These choices were funny in themselves, but the actors pulled off the trick that good sports mascots do so well: though their heads have only one expression, mascots can emote so many different emotions just in the way they stop and stare. An expressionless Putin fixing Rosaline in his gaze just in itself inspired laughter even as Navarre the bear uncomfortably gestured with his paws.
Another master of the stare is Hissom. His fantastical reading of Don Armado captured the part's outlandish comedy so perfectly, but the few times a Shakespearean line didn't land with laughter, Hissom would follow with a pause, staring off into his outer sanctum, and that alone brought the house down.

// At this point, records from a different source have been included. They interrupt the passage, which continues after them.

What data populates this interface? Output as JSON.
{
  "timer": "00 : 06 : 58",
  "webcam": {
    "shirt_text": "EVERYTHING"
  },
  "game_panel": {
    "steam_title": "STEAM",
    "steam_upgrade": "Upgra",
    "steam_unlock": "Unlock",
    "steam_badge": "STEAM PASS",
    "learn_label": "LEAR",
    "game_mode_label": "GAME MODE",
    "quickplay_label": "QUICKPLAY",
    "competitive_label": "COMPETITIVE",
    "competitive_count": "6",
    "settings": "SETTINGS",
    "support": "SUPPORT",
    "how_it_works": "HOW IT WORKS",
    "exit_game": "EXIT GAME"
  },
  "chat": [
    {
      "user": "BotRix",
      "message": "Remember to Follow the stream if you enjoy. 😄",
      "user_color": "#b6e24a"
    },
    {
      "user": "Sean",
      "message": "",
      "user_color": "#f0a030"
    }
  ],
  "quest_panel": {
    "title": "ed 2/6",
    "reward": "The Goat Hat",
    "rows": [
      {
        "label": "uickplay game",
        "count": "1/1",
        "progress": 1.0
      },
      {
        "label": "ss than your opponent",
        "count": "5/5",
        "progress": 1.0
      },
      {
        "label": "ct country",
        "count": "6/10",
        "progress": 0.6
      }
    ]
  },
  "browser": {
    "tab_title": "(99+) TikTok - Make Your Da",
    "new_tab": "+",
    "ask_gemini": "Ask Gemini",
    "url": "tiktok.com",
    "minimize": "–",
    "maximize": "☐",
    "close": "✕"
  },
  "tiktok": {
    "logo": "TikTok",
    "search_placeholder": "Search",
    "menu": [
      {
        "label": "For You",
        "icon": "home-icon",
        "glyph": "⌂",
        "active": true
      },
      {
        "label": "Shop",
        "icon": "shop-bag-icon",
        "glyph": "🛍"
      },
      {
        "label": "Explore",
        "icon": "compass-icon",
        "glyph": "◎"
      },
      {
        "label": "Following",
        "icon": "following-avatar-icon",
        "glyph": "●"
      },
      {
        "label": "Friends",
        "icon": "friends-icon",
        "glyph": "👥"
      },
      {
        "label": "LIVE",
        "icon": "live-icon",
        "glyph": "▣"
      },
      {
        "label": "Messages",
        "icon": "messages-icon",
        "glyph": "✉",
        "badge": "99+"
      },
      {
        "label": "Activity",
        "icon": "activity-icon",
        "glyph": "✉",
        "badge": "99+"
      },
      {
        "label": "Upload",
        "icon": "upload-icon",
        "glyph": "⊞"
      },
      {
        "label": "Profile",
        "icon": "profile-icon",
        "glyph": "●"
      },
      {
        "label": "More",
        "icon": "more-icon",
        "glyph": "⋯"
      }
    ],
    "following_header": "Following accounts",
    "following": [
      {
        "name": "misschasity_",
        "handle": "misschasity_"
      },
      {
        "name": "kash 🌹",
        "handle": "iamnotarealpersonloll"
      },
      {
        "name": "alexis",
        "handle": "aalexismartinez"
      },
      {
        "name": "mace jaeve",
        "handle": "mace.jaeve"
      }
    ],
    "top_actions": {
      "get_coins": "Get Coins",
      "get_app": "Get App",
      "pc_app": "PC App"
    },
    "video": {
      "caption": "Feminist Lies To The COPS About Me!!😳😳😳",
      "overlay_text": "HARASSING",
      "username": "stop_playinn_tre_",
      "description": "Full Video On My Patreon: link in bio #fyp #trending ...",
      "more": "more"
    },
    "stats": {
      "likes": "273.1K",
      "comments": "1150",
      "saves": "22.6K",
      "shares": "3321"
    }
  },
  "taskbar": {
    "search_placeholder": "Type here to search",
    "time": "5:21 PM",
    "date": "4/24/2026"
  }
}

High-handed hamming this may be, but this gathering, for the most part, knew their characters so well and spoke the play's obtuse verses so expertly that they not only drew out the comedy of such set pieces as the reading of Armado's two letters—the first by Crane's Navarre, the second by Jamie Beaman's Boyet—they revealed the true heart of Shakespeare's creations. Fagan approached the "Have at you then, affection's men at arms" speech as a lawyer rising to the challenge of presenting a closing argument in a trial. Beckman spoke the Princess's assurance to Navarre that "So much I hate a breaking cause to be of heavenly oaths, vow'd with integrity" with such multi-layered irony that we could see through the comment to the verbal trap she's about to spring on Navarre several lines hence. Hissom turned Armado's soliloquy railing at Cupid, "his disgrace is to be called boy," into something approaching a Verdi aria. Fagan's Berowne soon followed with his own soliloquy on Cupid, "this whimpled, shining, purblind, wayward boy," which he delivered in a self-deprecating fit mirroring Armado's speech—it's a funhouse mirror, perhaps, but this production cleverly connected the two soliloquys as Shakespeare probably intended.
Fagan's Berowne also delivered the night's funniest line: as the country folk approach to present their play of the Nine Worthies to the two courts, Navarre protested that "they will shame us: let them not approach." Fagan paused for just a sitcom beat before replying, "We are shame-proof, my lord," a delivery so honest not only for Berowne and his fellow lords who had presented themselves to their love objects as a satellite, a bear, a Moscow mobster, and Putin, but for Fagan and his fellow actors who had presented themselves to us as a satellite, a bear, a Moscow mobster, Putin, a glam Spaniard, Daisy Duke, a Sheldon-like geek, and all the rest.
There is no shame in doing Shakespeare so raw when it's so well done, too.
August 9, 2013